### WHAT THE TASK REQUIRES
Copy out all lines of the listing below that hold "visto".

SOURCE DATA: Begin

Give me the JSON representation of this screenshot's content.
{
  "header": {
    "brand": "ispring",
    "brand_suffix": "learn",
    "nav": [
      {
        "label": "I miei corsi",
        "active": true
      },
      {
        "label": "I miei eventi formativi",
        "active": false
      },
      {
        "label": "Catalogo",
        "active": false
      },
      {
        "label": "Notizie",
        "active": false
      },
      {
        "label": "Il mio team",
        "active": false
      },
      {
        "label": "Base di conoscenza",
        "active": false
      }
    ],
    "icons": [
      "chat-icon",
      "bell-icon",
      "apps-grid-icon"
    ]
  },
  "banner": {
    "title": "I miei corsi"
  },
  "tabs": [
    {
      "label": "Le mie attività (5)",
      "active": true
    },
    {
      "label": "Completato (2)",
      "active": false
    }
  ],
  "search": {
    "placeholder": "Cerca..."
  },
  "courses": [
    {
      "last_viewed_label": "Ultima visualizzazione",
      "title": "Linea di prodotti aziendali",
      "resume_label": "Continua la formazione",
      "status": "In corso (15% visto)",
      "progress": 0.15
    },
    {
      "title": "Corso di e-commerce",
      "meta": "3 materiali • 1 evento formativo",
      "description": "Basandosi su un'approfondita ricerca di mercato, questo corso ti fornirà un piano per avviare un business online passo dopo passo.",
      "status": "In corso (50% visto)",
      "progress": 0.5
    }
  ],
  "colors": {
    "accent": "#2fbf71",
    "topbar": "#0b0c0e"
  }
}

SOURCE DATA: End

### TASK OUTPUT
      "status": "In corso (15% visto)",
      "status": "In corso (50% visto)",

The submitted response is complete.